Crucible of the Vampire, 2019.
Directed by Iain Ross-McNamee.
Starring Katie Goldfinch, Neil Morrissey, Babette Barat, Brian Croucher, Larry Rew, Angela Carter, and Lisa Martin.
A young museum curator is sent to the Shropshire countryside to investigate the discovery of a crucible dating back to the middle ages.
Crucible of the Vampire is a Gothic horror movie set in an old country manor house and featuring beautiful female vampires wearing low cut tops, a sinister land owner, a local pub and a couple of familiar television actors in secondary roles – it is almost as though someone was trying to channel Hammer Films circa 1970.
However, if the filmmakers wanted to properly resurrect the spirit of Hammer, Amicus, Tigon and all of those classic chillers from the late ’60s/early ’70s then a little bit more flair on both sides of the camera wouldn’t have gone amiss. In true British horror style the plot brings the main character – in this case a young museum curator named Isabelle (Katie Goldfinch – Lucid) – from the familiar surroundings of the city out to the unfamiliar countryside, where the locals all clearly know more than they let on and everybody seems to have secrets. Isabelle has been sent to Shropshire to find out about a piece of a broken crucible that has been found in the grounds of a large manor house owned by the creepy Karl (Larry Rew – Underworld: Rise of the Lycans), his equally strange wife Evelyn (Babette Barat – Lotus Eaters) and their daughter Scarlett (Florence Cady), whose behaviour towards Isabelle is very odd to say the least. Once in the house Isabelle naturally starts to have weird dreams, Karl insists she stays longer than she really needs to and she keeps catching the eye of Robert (Neil Morrissey – I Bought a Vampire Motorcycle), Karl’s gardener who conveniently keeps popping up to offer exposition, and things generally meander along in a soap opera-ish way until the inevitable chase scene out into the sunlight brings things to an abrupt end.
Yes, the film is called Crucible of the Vampire and it contains a crucible and a vampire but yet these things feel tacked on as the filmmakers are clearly desperate to cram in as many nods back to The Wicker Man and Witchfinder General as they can, and if memory serves neither of those movies had a vampire in them which makes the goings on in this film feel a little forced as we move from 17th century Witchfinders putting a middle-aged man (played by former Eastenders actor Brian Croucher) to death to 19th century occultists and up to present day, in a story that really could have been streamlined a bit to find its own voice rather than giving too many nods to other (better) films.

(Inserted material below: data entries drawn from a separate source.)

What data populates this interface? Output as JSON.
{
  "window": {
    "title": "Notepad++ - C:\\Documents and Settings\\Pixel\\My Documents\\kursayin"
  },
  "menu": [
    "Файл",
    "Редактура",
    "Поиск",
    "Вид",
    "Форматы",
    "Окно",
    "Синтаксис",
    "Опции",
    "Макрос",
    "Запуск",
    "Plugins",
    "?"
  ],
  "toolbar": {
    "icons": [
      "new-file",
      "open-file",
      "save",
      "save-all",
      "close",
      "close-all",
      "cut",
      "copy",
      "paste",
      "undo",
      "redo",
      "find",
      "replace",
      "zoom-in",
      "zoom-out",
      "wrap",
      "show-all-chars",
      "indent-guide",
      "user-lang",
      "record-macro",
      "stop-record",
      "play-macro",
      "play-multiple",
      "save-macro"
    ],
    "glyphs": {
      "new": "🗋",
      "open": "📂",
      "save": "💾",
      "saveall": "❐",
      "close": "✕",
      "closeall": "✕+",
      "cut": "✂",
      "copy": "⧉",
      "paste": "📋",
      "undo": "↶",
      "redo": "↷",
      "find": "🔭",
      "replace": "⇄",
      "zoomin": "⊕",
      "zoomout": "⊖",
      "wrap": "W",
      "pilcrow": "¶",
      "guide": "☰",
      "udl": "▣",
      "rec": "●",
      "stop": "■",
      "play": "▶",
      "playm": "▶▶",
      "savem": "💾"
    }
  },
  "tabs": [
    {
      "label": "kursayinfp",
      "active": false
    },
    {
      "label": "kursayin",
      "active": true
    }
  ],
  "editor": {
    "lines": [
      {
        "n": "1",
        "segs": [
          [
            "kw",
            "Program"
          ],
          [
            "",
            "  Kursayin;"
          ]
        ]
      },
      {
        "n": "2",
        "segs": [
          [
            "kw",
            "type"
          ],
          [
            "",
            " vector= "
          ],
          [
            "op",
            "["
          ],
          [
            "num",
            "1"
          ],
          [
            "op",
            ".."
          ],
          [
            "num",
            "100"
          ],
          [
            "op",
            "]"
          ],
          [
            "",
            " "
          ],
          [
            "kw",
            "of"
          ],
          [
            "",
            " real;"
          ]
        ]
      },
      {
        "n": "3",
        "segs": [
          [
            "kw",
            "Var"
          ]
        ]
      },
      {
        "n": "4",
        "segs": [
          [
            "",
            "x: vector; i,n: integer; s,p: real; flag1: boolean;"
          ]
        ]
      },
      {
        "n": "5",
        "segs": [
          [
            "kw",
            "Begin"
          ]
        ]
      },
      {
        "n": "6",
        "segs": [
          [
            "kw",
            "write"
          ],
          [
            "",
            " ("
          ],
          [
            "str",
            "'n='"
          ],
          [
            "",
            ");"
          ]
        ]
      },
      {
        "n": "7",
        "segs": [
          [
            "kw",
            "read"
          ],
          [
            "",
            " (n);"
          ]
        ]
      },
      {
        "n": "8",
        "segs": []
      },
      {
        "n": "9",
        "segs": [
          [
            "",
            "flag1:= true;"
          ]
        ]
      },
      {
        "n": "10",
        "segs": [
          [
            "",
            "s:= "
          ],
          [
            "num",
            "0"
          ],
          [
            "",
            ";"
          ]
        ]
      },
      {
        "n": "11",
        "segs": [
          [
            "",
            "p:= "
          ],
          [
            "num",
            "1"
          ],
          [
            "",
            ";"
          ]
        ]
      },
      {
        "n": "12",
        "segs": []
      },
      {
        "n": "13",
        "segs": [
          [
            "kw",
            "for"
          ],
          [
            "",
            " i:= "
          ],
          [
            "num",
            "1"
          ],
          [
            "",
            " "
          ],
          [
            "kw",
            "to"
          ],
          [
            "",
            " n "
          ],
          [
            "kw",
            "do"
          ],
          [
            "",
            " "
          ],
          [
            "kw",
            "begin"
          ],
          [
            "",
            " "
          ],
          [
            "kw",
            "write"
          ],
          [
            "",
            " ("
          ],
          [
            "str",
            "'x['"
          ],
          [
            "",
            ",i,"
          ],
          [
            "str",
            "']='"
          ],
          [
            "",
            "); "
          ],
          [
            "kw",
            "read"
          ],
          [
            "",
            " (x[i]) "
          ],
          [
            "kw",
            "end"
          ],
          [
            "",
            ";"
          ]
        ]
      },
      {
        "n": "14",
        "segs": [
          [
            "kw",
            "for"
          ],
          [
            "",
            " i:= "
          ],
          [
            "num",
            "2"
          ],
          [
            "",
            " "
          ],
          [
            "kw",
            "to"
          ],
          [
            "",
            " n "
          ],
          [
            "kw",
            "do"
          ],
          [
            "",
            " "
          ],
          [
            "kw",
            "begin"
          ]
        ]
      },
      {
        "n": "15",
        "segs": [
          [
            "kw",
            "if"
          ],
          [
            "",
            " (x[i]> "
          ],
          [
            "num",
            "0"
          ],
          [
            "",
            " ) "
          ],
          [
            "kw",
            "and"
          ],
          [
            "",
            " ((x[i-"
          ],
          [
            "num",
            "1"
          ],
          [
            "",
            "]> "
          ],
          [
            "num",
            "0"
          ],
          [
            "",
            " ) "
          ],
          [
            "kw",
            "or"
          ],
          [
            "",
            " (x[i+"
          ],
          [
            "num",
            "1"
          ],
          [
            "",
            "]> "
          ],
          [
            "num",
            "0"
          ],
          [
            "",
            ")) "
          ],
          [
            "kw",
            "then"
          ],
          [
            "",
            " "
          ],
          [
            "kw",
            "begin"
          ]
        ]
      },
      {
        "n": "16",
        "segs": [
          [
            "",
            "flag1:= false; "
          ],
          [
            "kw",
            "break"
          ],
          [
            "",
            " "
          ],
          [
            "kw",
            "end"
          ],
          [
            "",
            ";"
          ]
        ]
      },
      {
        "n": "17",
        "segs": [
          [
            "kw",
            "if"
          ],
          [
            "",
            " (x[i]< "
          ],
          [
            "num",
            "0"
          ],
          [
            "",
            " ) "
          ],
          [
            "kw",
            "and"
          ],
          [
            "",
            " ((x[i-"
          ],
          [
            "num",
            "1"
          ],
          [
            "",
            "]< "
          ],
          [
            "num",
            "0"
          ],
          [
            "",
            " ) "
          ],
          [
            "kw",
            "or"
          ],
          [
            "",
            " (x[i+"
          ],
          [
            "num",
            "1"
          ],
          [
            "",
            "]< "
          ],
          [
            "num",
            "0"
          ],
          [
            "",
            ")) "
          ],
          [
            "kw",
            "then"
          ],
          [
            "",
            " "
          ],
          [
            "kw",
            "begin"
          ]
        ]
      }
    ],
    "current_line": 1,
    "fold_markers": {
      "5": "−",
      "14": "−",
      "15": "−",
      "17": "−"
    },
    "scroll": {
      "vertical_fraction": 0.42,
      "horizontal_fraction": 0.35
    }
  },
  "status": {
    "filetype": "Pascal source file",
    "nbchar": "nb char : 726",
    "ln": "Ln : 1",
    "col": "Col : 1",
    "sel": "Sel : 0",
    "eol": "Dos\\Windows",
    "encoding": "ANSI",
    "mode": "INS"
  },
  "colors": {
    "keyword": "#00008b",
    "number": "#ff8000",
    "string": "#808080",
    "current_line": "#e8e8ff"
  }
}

Although it does have a couple of moments – such as the black-and-white flashbacks to the Middle Ages – Crucible of the Vampire just doesn’t have the budget to fully realise what the filmmakers would really like to do or the conviction to go where it hints at, i.e. the lesbian sex scene that is so restrained and tame that there really is no need to have it there at all; Hammer may have been gratuitous with the nudity in their later years but at least they went for it instead of toying with imagery that is supposed to be erotic but really isn’t. It also doesn’t help that the performances match the soap opera feel of the film and just aren’t very convincing, with only Neil Morrissey really giving it any effort but coming off all the worse for it by the material being too weak and making him look like he’s overdoing it when he’s clearly just trying to add a bit of life to a dull script.
Despite its best efforts Crucible of the Vampire just doesn’t have enough weight behind it to achieve what it really wants to, and that is to be a credible throwback to classic British horror movies from yesteryear. The basic ingredients are there but the lack of budget, horrible CGI effects, poor lead performances and over-reliance on things that have been done in other movies – such as the Hitchcock-style fall from a balcony that just looks totally out of place – ultimately results in a messy tribute that misses its mark by a long shot by trying to do too much with so very little.
Flickering Myth Rating – Film: ★ / Movie: ★ ★